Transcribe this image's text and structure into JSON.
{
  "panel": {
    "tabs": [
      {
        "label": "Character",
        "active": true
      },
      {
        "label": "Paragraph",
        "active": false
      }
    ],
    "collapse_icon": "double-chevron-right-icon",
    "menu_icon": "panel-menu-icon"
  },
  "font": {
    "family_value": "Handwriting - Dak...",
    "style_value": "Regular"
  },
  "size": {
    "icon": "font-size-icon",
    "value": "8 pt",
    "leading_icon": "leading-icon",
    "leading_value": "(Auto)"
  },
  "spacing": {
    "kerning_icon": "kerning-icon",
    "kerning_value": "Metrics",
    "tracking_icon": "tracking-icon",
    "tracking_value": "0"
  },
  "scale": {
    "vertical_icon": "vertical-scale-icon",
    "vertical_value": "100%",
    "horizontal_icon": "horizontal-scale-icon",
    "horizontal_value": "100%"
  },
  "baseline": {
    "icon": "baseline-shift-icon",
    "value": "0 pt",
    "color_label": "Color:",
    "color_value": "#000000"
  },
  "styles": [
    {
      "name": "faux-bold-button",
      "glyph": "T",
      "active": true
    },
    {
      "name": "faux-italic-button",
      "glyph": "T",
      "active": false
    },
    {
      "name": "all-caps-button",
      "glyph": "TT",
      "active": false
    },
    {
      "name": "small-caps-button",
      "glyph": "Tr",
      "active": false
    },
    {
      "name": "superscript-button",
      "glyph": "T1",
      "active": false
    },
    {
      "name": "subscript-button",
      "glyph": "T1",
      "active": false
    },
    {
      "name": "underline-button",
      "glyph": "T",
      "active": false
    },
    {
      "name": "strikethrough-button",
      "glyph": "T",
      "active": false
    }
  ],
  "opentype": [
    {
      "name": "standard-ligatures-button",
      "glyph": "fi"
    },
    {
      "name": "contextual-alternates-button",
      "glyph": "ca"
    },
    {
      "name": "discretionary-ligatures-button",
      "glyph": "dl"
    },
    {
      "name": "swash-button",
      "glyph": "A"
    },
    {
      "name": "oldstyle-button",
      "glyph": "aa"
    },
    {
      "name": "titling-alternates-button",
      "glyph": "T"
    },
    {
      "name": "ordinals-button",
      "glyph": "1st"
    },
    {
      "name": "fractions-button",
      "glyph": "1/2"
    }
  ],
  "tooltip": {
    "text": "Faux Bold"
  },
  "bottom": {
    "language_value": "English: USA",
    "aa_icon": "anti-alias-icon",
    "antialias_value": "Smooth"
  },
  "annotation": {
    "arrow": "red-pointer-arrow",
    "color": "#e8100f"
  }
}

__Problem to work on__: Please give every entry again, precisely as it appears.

__Response__:
Transcribe this image's text and structure into JSON.
{
  "panel": {
    "tabs": [
      {
        "label": "Character",
        "active": true
      },
      {
        "label": "Paragraph",
        "active": false
      }
    ],
    "collapse_icon": "double-chevron-right-icon",
    "menu_icon": "panel-menu-icon"
  },
  "font": {
    "family_value": "Handwriting - Dak...",
    "style_value": "Regular"
  },
  "size": {
    "icon": "font-size-icon",
    "value": "8 pt",
    "leading_icon": "leading-icon",
    "leading_value": "(Auto)"
  },
  "spacing": {
    "kerning_icon": "kerning-icon",
    "kerning_value": "Metrics",
    "tracking_icon": "tracking-icon",
    "tracking_value": "0"
  },
  "scale": {
    "vertical_icon": "vertical-scale-icon",
    "vertical_value": "100%",
    "horizontal_icon": "horizontal-scale-icon",
    "horizontal_value": "100%"
  },
  "baseline": {
    "icon": "baseline-shift-icon",
    "value": "0 pt",
    "color_label": "Color:",
    "color_value": "#000000"
  },
  "styles": [
    {
      "name": "faux-bold-button",
      "glyph": "T",
      "active": true
    },
    {
      "name": "faux-italic-button",
      "glyph": "T",
      "active": false
    },
    {
      "name": "all-caps-button",
      "glyph": "TT",
      "active": false
    },
    {
      "name": "small-caps-button",
      "glyph": "Tr",
      "active": false
    },
    {
      "name": "superscript-button",
      "glyph": "T1",
      "active": false
    },
    {
      "name": "subscript-button",
      "glyph": "T1",
      "active": false
    },
    {
      "name": "underline-button",
      "glyph": "T",
      "active": false
    },
    {
      "name": "strikethrough-button",
      "glyph": "T",
      "active": false
    }
  ],
  "opentype": [
    {
      "name": "standard-ligatures-button",
      "glyph": "fi"
    },
    {
      "name": "contextual-alternates-button",
      "glyph": "ca"
    },
    {
      "name": "discretionary-ligatures-button",
      "glyph": "dl"
    },
    {
      "name": "swash-button",
      "glyph": "A"
    },
    {
      "name": "oldstyle-button",
      "glyph": "aa"
    },
    {
      "name": "titling-alternates-button",
      "glyph": "T"
    },
    {
      "name": "ordinals-button",
      "glyph": "1st"
    },
    {
      "name": "fractions-button",
      "glyph": "1/2"
    }
  ],
  "tooltip": {
    "text": "Faux Bold"
  },
  "bottom": {
    "language_value": "English: USA",
    "aa_icon": "anti-alias-icon",
    "antialias_value": "Smooth"
  },
  "annotation": {
    "arrow": "red-pointer-arrow",
    "color": "#e8100f"
  }
}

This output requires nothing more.